Minimally invasive endoscopic spinal cord untethering: case report

Albert Edward Telfeian, Michael Punsoni, Christoph P. Hofstetter

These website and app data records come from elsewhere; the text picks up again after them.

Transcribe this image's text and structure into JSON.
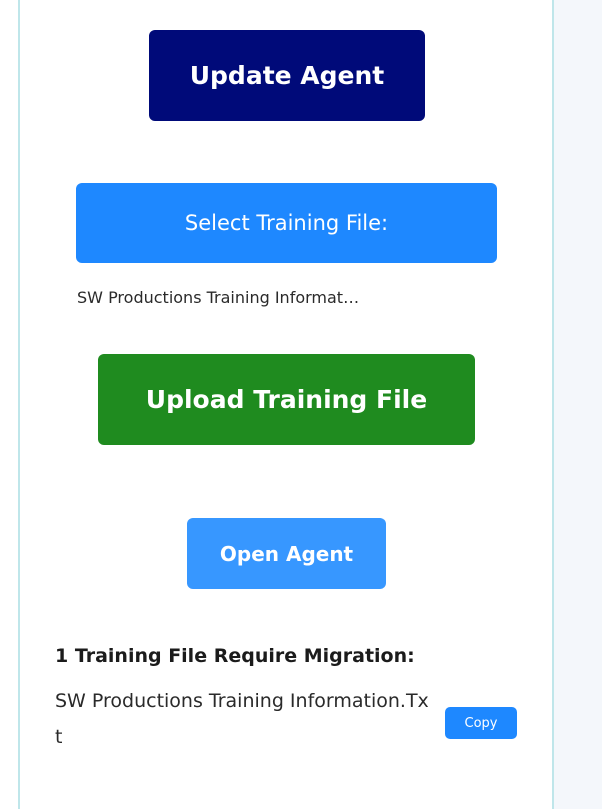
{
  "actions": {
    "update_agent_label": "Update Agent",
    "select_training_file_label": "Select Training File:",
    "selected_file_name": "SW Productions Training Informat…",
    "upload_training_file_label": "Upload Training File",
    "open_agent_label": "Open Agent"
  },
  "migration": {
    "title": "1 Training File Require Migration:",
    "file_name": "SW Productions Training Information.Txt",
    "copy_label": "Copy"
  },
  "colors": {
    "update_button": "#000a79",
    "select_button": "#1e88ff",
    "upload_button": "#1f8b1f",
    "open_button": "#3797ff",
    "copy_button": "#1e88ff"
  }
}
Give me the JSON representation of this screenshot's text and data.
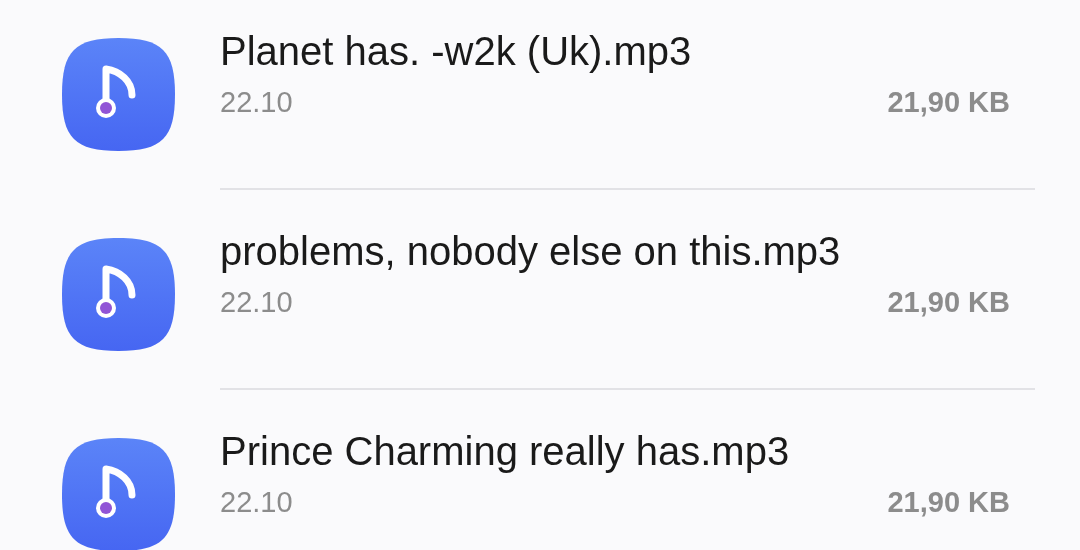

Tethered cord syndrome is a constellation of symptoms and signs that include back and leg pain, bowel and bladder dysfunction, scoliosis and lower extremity weakness and deformity. Tethering may be due to a tight filum terminale or a form of spinal dysraphism. The authors present a case of a 40-year-old man who presented with symptoms of back pain, bilateral lower extremity radicular pain, and bowel and bladder dysfunction. Magnetic resonance imaging showed a sacral lipomyelomeningocele, with fat tracking superiorly to the conus, which was tethered at the L4–L5 level. A minimally-invasive surgical approach with endoscopic visualization and identification of the nerve roots and filum terminale was performed. The patient’s postoperative clinical course was uneventful. This case highlights two important issues. First, minimally invasive spine techniques should be considered in the surgical treatment of tethered cord especially given the theoretical advantages of minimizing pain, spinal fluid leakage, and subsequent scarring. And second, endoscopic techniques are advancing. In the case presented here, endoscopic visualization and operative techniques made identification and transection of the filum terminale possible through a tiny dural opening. The small dural opening could theoretically pose the advantage of decreasing the risk of spinal fluid leakage. Clinicians should be aware that endoscopic visualization and techniques can serve as minimally-invasive adjuncts to enhance the traditional approach to many surgical pathologies.